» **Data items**

################

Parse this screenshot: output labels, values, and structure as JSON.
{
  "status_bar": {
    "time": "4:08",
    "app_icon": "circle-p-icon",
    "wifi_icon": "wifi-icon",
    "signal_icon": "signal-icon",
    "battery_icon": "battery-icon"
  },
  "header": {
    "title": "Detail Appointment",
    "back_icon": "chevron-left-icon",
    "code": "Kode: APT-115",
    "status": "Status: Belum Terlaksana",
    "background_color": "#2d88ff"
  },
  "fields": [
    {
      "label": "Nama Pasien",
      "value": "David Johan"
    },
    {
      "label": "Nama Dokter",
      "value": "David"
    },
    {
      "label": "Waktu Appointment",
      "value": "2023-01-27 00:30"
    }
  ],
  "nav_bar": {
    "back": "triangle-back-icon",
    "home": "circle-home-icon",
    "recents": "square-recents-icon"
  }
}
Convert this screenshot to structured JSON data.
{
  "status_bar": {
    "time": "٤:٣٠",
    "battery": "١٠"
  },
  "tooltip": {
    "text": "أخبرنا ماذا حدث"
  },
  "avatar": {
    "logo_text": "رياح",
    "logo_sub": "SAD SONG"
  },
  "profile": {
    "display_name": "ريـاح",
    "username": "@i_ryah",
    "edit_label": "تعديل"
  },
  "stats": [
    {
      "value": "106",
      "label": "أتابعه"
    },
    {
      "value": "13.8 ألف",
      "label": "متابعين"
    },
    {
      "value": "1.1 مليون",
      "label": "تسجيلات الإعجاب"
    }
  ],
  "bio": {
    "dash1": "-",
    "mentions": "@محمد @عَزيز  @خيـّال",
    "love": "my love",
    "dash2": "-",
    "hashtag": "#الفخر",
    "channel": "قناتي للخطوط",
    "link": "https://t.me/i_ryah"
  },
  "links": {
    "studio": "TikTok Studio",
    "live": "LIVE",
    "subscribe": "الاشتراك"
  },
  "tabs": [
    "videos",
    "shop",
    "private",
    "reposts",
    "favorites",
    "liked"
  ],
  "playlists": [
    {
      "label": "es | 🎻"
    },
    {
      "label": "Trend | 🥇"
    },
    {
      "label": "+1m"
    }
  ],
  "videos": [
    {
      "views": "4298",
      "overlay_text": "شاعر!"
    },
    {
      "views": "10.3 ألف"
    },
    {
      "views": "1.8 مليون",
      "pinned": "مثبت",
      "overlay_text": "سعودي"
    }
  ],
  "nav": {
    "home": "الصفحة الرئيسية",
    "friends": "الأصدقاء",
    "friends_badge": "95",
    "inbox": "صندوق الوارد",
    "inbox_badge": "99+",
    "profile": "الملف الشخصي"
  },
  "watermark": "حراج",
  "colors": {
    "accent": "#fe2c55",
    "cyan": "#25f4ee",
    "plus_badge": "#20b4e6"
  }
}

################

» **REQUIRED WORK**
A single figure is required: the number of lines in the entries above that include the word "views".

» **OUTPUT**
3